    6. Don’t forget the referrals. For every person who attends a lunch, advisors average about 1.1 referrals. (In fact, many people will give fake information like your brother’s friends, but then give good phone numbers for 2 or 3 referrals!) In talking on the phone, advisors get more referrals. Those who actually become clients will give more referrals and introductions.

  17. Oh yeah, and I’d also bet that they get spiffs or kickbacks on loaded mutual funds they sell, or assorted insurances/investments/tax info etc.

    A good thing to know in life that very few ‘Financial Planners’ are required by law to act in your best interests. I imagine that some sort of added kickback, or recurring service charge is what makes these guys profitable.

  18. Okay, here’s the dirty little secret I heard from a couple financial planners.

    They don’t make money on the client, they make money on the friends and family that client brings with her.

    That’s where the sweet spot is.

    And often people who enter contests are, as Seth Godin calls them, noisy people.

  19. I think you’re over generalizing a bit, just because you and your brother’s friends weren’t interested or filled out fake information doesn’t mean most people does. Like you said, “when she saw them, you could see her heart sink.” so it doesn’t sound like your group were her typical clientele.

  20. I try and keep track of exactly how much money I’m losing in a given day…
    No, but this is true.

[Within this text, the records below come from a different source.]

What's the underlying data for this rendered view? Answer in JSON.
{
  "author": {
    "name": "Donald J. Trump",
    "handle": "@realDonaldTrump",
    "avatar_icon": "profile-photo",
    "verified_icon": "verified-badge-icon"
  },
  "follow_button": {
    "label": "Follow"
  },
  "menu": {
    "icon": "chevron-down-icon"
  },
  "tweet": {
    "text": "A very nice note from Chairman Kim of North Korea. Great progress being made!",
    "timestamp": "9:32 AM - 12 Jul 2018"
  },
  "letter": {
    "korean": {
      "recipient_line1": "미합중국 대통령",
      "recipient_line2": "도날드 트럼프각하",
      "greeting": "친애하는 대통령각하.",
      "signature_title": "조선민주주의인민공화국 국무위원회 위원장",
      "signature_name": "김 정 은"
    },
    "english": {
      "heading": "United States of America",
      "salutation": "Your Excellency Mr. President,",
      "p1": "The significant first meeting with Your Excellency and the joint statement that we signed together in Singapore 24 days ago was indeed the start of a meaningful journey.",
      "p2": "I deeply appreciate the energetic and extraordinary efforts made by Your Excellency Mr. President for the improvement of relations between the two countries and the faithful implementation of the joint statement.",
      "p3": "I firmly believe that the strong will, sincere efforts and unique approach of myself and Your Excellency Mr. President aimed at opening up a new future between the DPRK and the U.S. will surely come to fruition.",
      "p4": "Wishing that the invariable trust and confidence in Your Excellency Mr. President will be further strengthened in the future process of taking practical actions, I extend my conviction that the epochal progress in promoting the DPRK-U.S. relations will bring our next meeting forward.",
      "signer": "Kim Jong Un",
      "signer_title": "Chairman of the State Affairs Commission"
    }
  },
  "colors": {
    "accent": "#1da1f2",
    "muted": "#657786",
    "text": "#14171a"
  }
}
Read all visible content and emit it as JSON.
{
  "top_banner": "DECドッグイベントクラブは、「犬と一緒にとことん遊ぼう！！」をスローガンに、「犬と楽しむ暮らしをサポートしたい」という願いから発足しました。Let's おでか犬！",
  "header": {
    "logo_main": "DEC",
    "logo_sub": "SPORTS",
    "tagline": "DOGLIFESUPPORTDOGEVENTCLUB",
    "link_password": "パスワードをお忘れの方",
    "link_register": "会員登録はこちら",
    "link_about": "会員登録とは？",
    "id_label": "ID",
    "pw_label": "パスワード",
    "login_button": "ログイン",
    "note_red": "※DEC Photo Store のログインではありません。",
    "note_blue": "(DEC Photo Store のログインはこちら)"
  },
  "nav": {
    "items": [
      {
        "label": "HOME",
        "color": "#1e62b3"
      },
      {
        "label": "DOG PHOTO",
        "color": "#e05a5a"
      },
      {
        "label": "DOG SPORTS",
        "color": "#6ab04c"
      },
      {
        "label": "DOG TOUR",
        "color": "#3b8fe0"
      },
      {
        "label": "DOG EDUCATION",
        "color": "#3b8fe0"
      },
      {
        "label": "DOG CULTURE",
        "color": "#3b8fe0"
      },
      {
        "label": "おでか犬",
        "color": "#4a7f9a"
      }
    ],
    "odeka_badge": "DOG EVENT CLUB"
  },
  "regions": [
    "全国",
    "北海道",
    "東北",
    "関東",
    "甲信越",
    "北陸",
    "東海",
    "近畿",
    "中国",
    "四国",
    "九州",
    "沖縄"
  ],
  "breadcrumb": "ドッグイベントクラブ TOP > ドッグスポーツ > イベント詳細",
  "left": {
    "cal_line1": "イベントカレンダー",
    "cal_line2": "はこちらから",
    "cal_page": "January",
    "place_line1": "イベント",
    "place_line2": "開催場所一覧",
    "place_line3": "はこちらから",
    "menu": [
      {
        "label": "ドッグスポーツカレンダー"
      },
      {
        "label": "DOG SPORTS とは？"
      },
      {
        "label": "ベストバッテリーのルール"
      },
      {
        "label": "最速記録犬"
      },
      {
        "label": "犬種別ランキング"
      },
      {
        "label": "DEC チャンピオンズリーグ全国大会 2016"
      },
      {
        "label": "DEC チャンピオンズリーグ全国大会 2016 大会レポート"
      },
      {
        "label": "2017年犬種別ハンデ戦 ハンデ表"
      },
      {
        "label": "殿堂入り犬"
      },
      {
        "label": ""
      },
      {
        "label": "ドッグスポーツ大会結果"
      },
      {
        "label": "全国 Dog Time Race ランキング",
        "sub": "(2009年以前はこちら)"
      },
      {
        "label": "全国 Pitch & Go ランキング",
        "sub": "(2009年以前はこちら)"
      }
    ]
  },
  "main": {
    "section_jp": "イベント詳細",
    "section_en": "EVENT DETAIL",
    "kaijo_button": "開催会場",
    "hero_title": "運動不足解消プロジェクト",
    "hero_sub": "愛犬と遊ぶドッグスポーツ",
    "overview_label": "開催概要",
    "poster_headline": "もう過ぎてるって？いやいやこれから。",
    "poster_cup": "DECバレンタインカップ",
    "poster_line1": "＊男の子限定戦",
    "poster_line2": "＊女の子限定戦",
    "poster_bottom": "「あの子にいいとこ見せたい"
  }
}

I get bonuses occasionally, and they really screw up my spending habits. I’ll let myself spend a few hundred extra a month, and get used to that, and then when the bonus runs out, or I’ve locked it away, my spending habits are out of control.

  21. I agree with post #15.

    Recurring clients are the key. She’s not so bad that she loses every client after meeting with them once.

    IOW cost of sales does not get incurred afresh for every deal.

    If she’s good she’ll keep giving perks from time to time to reward her best clients, but the cost of perks averaged over service deliveries will go down initially and then gradually creep up for the best clients.

    It’s a truism for most services, repeat business is where the money is.

  22. Ramit, was this with Ameriprise Financial?

    We’ve done this lunch thing twice, and the Financial Planner doesn’t actually pay for the lunch himself.

    Ameriprise (or whatever company they’re affiliated with) will pay for the lunch themselves.

    Also, if they’re independent, they can take a deduction on it.

    The financial planners here charge $300 per session.

    If lunch for 10 people is $15 a person, you can take 20 people out to lunch, sign only 1 up, take the deduction, and still have profit.

  23. I also went to one of these lunches (twice actually) and they are paid for by the company. It’s usually the newbies that do this as they begin to work on their spiel and as they build up a customer base that keeps them as their financial advisor for a yearly fee.

    These people are making a lot by doing this, otherwise they would have stopped long ago. So shelling out $1000 total for say 3 different dinners totaling 21 people, will typically reap 4-5 leads where 2 will do a one time thing at $300-500 for advice, and the other 2 or 3 will keep you on as their financial advisor … paying you $500 a year …

  24. [...] week I posted about the financial planner who I thought had a horrible marketing strategy. I made the assumptions and asked people what they thought, and the comments pointed out a bunch of [...]

  25. ramit:
    Half analysis is okay but not good enough from a graduated from Stanford.
    If she is good, and she makes money for her clients, she will be recomended to other associates.
    Didn’t Warren Buffet started his company than way?

  26. The focus of your discussion in centered on the advisor when we should be analyzing the public. Who is so hard-up for a free lunch and willing to listen to a sales pitch (educational or not) that they are willing to put themselves through the difficult and uncomfortable task of disappointing (and in fact playing with) the lunch giver?
    These kinds of prospects I would not want in my practice.